Return the full set of entries below exactly, leaving every image out.
Start of Records supplied
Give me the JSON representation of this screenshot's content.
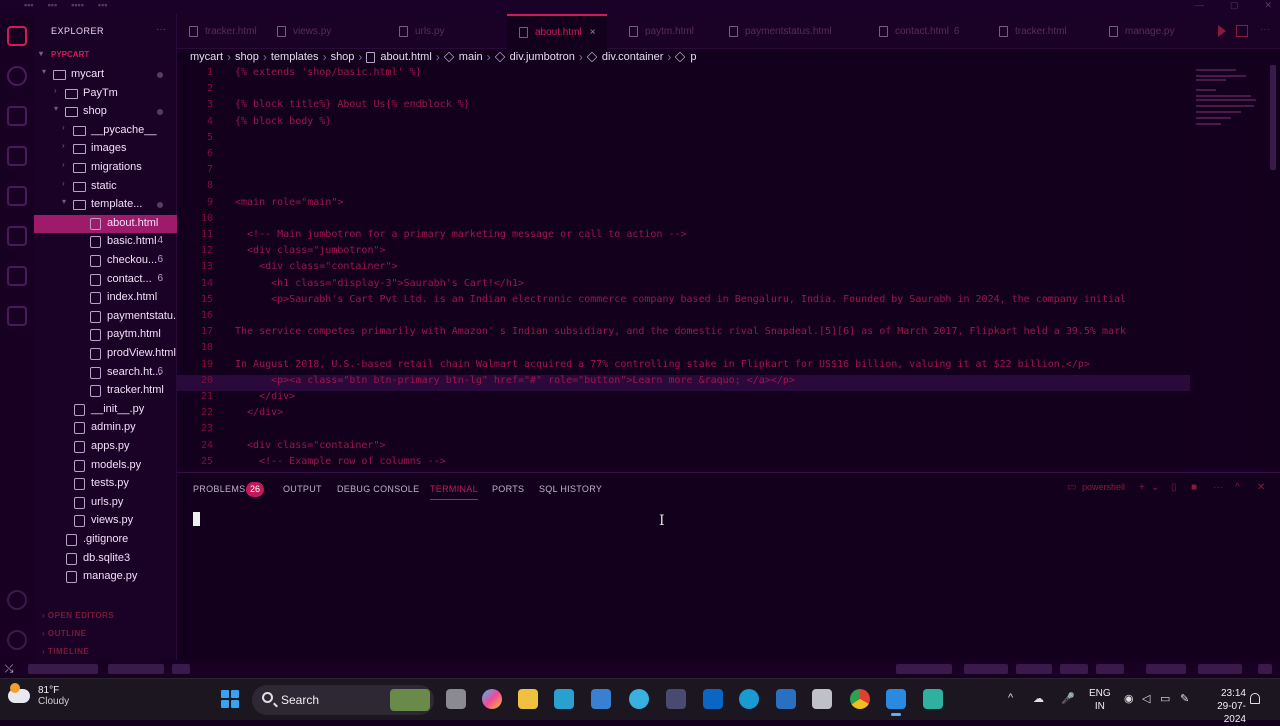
{
  "explorer": {
    "title": "EXPLORER",
    "root": "PYPCART",
    "tree": [
      {
        "label": "mycart",
        "type": "folder",
        "open": true,
        "depth": 1,
        "dot": true
      },
      {
        "label": "PayTm",
        "type": "folder",
        "open": false,
        "depth": 2
      },
      {
        "label": "shop",
        "type": "folder",
        "open": true,
        "depth": 2,
        "dot": true
      },
      {
        "label": "__pycache__",
        "type": "folder",
        "open": false,
        "depth": 3
      },
      {
        "label": "images",
        "type": "folder",
        "open": false,
        "depth": 3
      },
      {
        "label": "migrations",
        "type": "folder",
        "open": false,
        "depth": 3
      },
      {
        "label": "static",
        "type": "folder",
        "open": false,
        "depth": 3
      },
      {
        "label": "template...",
        "type": "folder",
        "open": true,
        "depth": 3,
        "dot": true
      },
      {
        "label": "about.html",
        "type": "file",
        "depth": 4,
        "active": true
      },
      {
        "label": "basic.html",
        "type": "file",
        "depth": 4,
        "badge": "4"
      },
      {
        "label": "checkou...",
        "type": "file",
        "depth": 4,
        "badge": "6"
      },
      {
        "label": "contact...",
        "type": "file",
        "depth": 4,
        "badge": "6"
      },
      {
        "label": "index.html",
        "type": "file",
        "depth": 4
      },
      {
        "label": "paymentstatu...",
        "type": "file",
        "depth": 4
      },
      {
        "label": "paytm.html",
        "type": "file",
        "depth": 4
      },
      {
        "label": "prodView.html",
        "type": "file",
        "depth": 4
      },
      {
        "label": "search.ht...",
        "type": "file",
        "depth": 4,
        "badge": "6"
      },
      {
        "label": "tracker.html",
        "type": "file",
        "depth": 4
      },
      {
        "label": "__init__.py",
        "type": "file",
        "depth": 3
      },
      {
        "label": "admin.py",
        "type": "file",
        "depth": 3
      },
      {
        "label": "apps.py",
        "type": "file",
        "depth": 3
      },
      {
        "label": "models.py",
        "type": "file",
        "depth": 3
      },
      {
        "label": "tests.py",
        "type": "file",
        "depth": 3
      },
      {
        "label": "urls.py",
        "type": "file",
        "depth": 3
      },
      {
        "label": "views.py",
        "type": "file",
        "depth": 3
      },
      {
        "label": ".gitignore",
        "type": "file",
        "depth": 2
      },
      {
        "label": "db.sqlite3",
        "type": "file",
        "depth": 2
      },
      {
        "label": "manage.py",
        "type": "file",
        "depth": 2
      }
    ],
    "sections": [
      "OPEN EDITORS",
      "OUTLINE",
      "TIMELINE"
    ]
  },
  "tabs": [
    {
      "label": "tracker.html"
    },
    {
      "label": "views.py"
    },
    {
      "label": "urls.py"
    },
    {
      "label": "about.html",
      "active": true
    },
    {
      "label": "paytm.html"
    },
    {
      "label": "paymentstatus.html"
    },
    {
      "label": "contact.html",
      "count": "6"
    },
    {
      "label": "tracker.html"
    },
    {
      "label": "manage.py"
    }
  ],
  "breadcrumb": [
    "mycart",
    "shop",
    "templates",
    "shop",
    "about.html",
    "main",
    "div.jumbotron",
    "div.container",
    "p"
  ],
  "editor": {
    "highlighted_line": 20,
    "lines": [
      {
        "n": "1",
        "code": "{% extends 'shop/basic.html' %}"
      },
      {
        "n": "2",
        "code": ""
      },
      {
        "n": "3",
        "code": "{% block title%} About Us{% endblock %}"
      },
      {
        "n": "4",
        "code": "{% block body %}"
      },
      {
        "n": "5",
        "code": ""
      },
      {
        "n": "6",
        "code": ""
      },
      {
        "n": "7",
        "code": ""
      },
      {
        "n": "8",
        "code": ""
      },
      {
        "n": "9",
        "code": "<main role=\"main\">"
      },
      {
        "n": "10",
        "code": ""
      },
      {
        "n": "11",
        "code": "  <!-- Main jumbotron for a primary marketing message or call to action -->"
      },
      {
        "n": "12",
        "code": "  <div class=\"jumbotron\">"
      },
      {
        "n": "13",
        "code": "    <div class=\"container\">"
      },
      {
        "n": "14",
        "code": "      <h1 class=\"display-3\">Saurabh's Cart!</h1>"
      },
      {
        "n": "15",
        "code": "      <p>Saurabh's Cart Pvt Ltd. is an Indian electronic commerce company based in Bengaluru, India. Founded by Saurabh in 2024, the company initial"
      },
      {
        "n": "16",
        "code": ""
      },
      {
        "n": "17",
        "code": "The service competes primarily with Amazon' s Indian subsidiary, and the domestic rival Snapdeal.[5][6] as of March 2017, Flipkart held a 39.5% mark"
      },
      {
        "n": "18",
        "code": ""
      },
      {
        "n": "19",
        "code": "In August 2018, U.S.-based retail chain Walmart acquired a 77% controlling stake in Flipkart for US$16 billion, valuing it at $22 billion.</p>"
      },
      {
        "n": "20",
        "code": "      <p><a class=\"btn btn-primary btn-lg\" href=\"#\" role=\"button\">Learn more &raquo; </a></p>"
      },
      {
        "n": "21",
        "code": "    </div>"
      },
      {
        "n": "22",
        "code": "  </div>"
      },
      {
        "n": "23",
        "code": ""
      },
      {
        "n": "24",
        "code": "  <div class=\"container\">"
      },
      {
        "n": "25",
        "code": "    <!-- Example row of columns -->"
      }
    ]
  },
  "panel": {
    "tabs": [
      "PROBLEMS",
      "OUTPUT",
      "DEBUG CONSOLE",
      "TERMINAL",
      "PORTS",
      "SQL HISTORY"
    ],
    "problems_count": "26",
    "active_tab": "TERMINAL",
    "shell": "powershell"
  },
  "taskbar": {
    "temperature": "81°F",
    "condition": "Cloudy",
    "search_label": "Search",
    "language": "ENG",
    "region": "IN",
    "time": "23:14",
    "date": "29-07-2024"
  },
  "colors": {
    "accent": "#d01a5a",
    "active_file_bg": "#9e1a6a",
    "background": "#12001c"
  }
}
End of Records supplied
### Problem solution
Give me the JSON representation of this screenshot's content.
{
  "explorer": {
    "title": "EXPLORER",
    "root": "PYPCART",
    "tree": [
      {
        "label": "mycart",
        "type": "folder",
        "open": true,
        "depth": 1,
        "dot": true
      },
      {
        "label": "PayTm",
        "type": "folder",
        "open": false,
        "depth": 2
      },
      {
        "label": "shop",
        "type": "folder",
        "open": true,
        "depth": 2,
        "dot": true
      },
      {
        "label": "__pycache__",
        "type": "folder",
        "open": false,
        "depth": 3
      },
      {
        "label": "images",
        "type": "folder",
        "open": false,
        "depth": 3
      },
      {
        "label": "migrations",
        "type": "folder",
        "open": false,
        "depth": 3
      },
      {
        "label": "static",
        "type": "folder",
        "open": false,
        "depth": 3
      },
      {
        "label": "template...",
        "type": "folder",
        "open": true,
        "depth": 3,
        "dot": true
      },
      {
        "label": "about.html",
        "type": "file",
        "depth": 4,
        "active": true
      },
      {
        "label": "basic.html",
        "type": "file",
        "depth": 4,
        "badge": "4"
      },
      {
        "label": "checkou...",
        "type": "file",
        "depth": 4,
        "badge": "6"
      },
      {
        "label": "contact...",
        "type": "file",
        "depth": 4,
        "badge": "6"
      },
      {
        "label": "index.html",
        "type": "file",
        "depth": 4
      },
      {
        "label": "paymentstatu...",
        "type": "file",
        "depth": 4
      },
      {
        "label": "paytm.html",
        "type": "file",
        "depth": 4
      },
      {
        "label": "prodView.html",
        "type": "file",
        "depth": 4
      },
      {
        "label": "search.ht...",
        "type": "file",
        "depth": 4,
        "badge": "6"
      },
      {
        "label": "tracker.html",
        "type": "file",
        "depth": 4
      },
      {
        "label": "__init__.py",
        "type": "file",
        "depth": 3
      },
      {
        "label": "admin.py",
        "type": "file",
        "depth": 3
      },
      {
        "label": "apps.py",
        "type": "file",
        "depth": 3
      },
      {
        "label": "models.py",
        "type": "file",
        "depth": 3
      },
      {
        "label": "tests.py",
        "type": "file",
        "depth": 3
      },
      {
        "label": "urls.py",
        "type": "file",
        "depth": 3
      },
      {
        "label": "views.py",
        "type": "file",
        "depth": 3
      },
      {
        "label": ".gitignore",
        "type": "file",
        "depth": 2
      },
      {
        "label": "db.sqlite3",
        "type": "file",
        "depth": 2
      },
      {
        "label": "manage.py",
        "type": "file",
        "depth": 2
      }
    ],
    "sections": [
      "OPEN EDITORS",
      "OUTLINE",
      "TIMELINE"
    ]
  },
  "tabs": [
    {
      "label": "tracker.html"
    },
    {
      "label": "views.py"
    },
    {
      "label": "urls.py"
    },
    {
      "label": "about.html",
      "active": true
    },
    {
      "label": "paytm.html"
    },
    {
      "label": "paymentstatus.html"
    },
    {
      "label": "contact.html",
      "count": "6"
    },
    {
      "label": "tracker.html"
    },
    {
      "label": "manage.py"
    }
  ],
  "breadcrumb": [
    "mycart",
    "shop",
    "templates",
    "shop",
    "about.html",
    "main",
    "div.jumbotron",
    "div.container",
    "p"
  ],
  "editor": {
    "highlighted_line": 20,
    "lines": [
      {
        "n": "1",
        "code": "{% extends 'shop/basic.html' %}"
      },
      {
        "n": "2",
        "code": ""
      },
      {
        "n": "3",
        "code": "{% block title%} About Us{% endblock %}"
      },
      {
        "n": "4",
        "code": "{% block body %}"
      },
      {
        "n": "5",
        "code": ""
      },
      {
        "n": "6",
        "code": ""
      },
      {
        "n": "7",
        "code": ""
      },
      {
        "n": "8",
        "code": ""
      },
      {
        "n": "9",
        "code": "<main role=\"main\">"
      },
      {
        "n": "10",
        "code": ""
      },
      {
        "n": "11",
        "code": "  <!-- Main jumbotron for a primary marketing message or call to action -->"
      },
      {
        "n": "12",
        "code": "  <div class=\"jumbotron\">"
      },
      {
        "n": "13",
        "code": "    <div class=\"container\">"
      },
      {
        "n": "14",
        "code": "      <h1 class=\"display-3\">Saurabh's Cart!</h1>"
      },
      {
        "n": "15",
        "code": "      <p>Saurabh's Cart Pvt Ltd. is an Indian electronic commerce company based in Bengaluru, India. Founded by Saurabh in 2024, the company initial"
      },
      {
        "n": "16",
        "code": ""
      },
      {
        "n": "17",
        "code": "The service competes primarily with Amazon' s Indian subsidiary, and the domestic rival Snapdeal.[5][6] as of March 2017, Flipkart held a 39.5% mark"
      },
      {
        "n": "18",
        "code": ""
      },
      {
        "n": "19",
        "code": "In August 2018, U.S.-based retail chain Walmart acquired a 77% controlling stake in Flipkart for US$16 billion, valuing it at $22 billion.</p>"
      },
      {
        "n": "20",
        "code": "      <p><a class=\"btn btn-primary btn-lg\" href=\"#\" role=\"button\">Learn more &raquo; </a></p>"
      },
      {
        "n": "21",
        "code": "    </div>"
      },
      {
        "n": "22",
        "code": "  </div>"
      },
      {
        "n": "23",
        "code": ""
      },
      {
        "n": "24",
        "code": "  <div class=\"container\">"
      },
      {
        "n": "25",
        "code": "    <!-- Example row of columns -->"
      }
    ]
  },
  "panel": {
    "tabs": [
      "PROBLEMS",
      "OUTPUT",
      "DEBUG CONSOLE",
      "TERMINAL",
      "PORTS",
      "SQL HISTORY"
    ],
    "problems_count": "26",
    "active_tab": "TERMINAL",
    "shell": "powershell"
  },
  "taskbar": {
    "temperature": "81°F",
    "condition": "Cloudy",
    "search_label": "Search",
    "language": "ENG",
    "region": "IN",
    "time": "23:14",
    "date": "29-07-2024"
  },
  "colors": {
    "accent": "#d01a5a",
    "active_file_bg": "#9e1a6a",
    "background": "#12001c"
  }
}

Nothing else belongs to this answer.